The outcomes will be longer lasting, and the issues at stake are more important than ever before. Brexit has of course taken centre stage. We are probably voting on what our negotiation tactic should be in Europe, and the kind of deal we think we want.
Reassuringly it means whoever wins the election has an unquestionable mandate to carry out our wishes. However unlike the previous election in 2015, of which there was ample warning, there has not been a thorough consultation process with the business community. There has already been a short hiatus in signing new public sector contracts during purdah (the six weeks before the general election). You see that in the volatility in sterling already which has already affected projects without currency hedging.
As EU negotiations now get under way, firms are clear about the serious risks of failing to secure a deal and falling into World Trade Organisation rules. Although billed as the ‘Brexit General Election’ this election will have implications for the construction and engineering sector which employs over 2.5m and is vital to the UK economy.
Major projects such as HS2 and Hinkley Point C are unlikely to be affected as major works start next year, while Thames Tideway work is already under way.
Whatever the outcome of this election, the construction skills gap will remain, as will the impact of Brexit.
To combat the skills-shortage there is a need for a coherent and comprehensive skills and innovation agenda.

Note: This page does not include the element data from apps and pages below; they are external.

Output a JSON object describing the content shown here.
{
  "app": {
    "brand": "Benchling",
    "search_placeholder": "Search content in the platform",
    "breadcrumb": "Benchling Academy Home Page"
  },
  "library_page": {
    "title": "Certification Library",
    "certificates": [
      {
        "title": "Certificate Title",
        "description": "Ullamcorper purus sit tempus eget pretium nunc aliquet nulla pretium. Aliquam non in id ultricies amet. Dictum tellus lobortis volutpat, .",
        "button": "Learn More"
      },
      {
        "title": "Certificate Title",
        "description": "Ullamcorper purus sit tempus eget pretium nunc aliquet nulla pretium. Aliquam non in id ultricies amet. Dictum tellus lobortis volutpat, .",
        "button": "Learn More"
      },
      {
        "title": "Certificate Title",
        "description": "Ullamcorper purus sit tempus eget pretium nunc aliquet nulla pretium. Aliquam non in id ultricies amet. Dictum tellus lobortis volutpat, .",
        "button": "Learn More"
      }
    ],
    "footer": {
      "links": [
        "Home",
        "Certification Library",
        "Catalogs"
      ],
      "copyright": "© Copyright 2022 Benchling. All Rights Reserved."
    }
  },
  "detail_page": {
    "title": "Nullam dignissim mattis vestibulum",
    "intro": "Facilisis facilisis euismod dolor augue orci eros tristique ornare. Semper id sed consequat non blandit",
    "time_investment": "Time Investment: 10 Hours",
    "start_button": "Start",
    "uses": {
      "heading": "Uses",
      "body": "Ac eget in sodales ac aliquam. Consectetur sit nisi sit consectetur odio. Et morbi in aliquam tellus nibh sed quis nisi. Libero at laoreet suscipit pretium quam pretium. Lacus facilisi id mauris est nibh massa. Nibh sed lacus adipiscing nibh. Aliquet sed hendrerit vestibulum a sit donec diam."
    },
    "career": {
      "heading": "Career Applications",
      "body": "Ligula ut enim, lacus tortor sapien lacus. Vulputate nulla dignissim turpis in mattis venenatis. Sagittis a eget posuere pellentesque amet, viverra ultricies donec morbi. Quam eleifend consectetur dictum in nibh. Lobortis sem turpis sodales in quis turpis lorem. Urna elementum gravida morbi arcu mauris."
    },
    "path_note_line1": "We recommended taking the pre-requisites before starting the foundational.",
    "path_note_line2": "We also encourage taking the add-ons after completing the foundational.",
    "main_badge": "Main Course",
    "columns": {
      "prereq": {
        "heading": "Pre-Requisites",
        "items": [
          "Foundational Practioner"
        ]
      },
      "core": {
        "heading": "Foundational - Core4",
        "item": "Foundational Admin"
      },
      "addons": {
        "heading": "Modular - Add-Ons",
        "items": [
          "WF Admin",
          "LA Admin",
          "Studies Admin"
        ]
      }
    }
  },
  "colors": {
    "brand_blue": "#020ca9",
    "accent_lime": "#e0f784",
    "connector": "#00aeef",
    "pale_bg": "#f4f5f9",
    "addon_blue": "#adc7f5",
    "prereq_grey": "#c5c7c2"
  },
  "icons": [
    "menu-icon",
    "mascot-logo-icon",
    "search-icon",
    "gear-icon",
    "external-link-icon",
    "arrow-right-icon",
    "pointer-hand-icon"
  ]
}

There is a need for reasonable level of cross-party consensus that is not interrupted by endless political turmoil.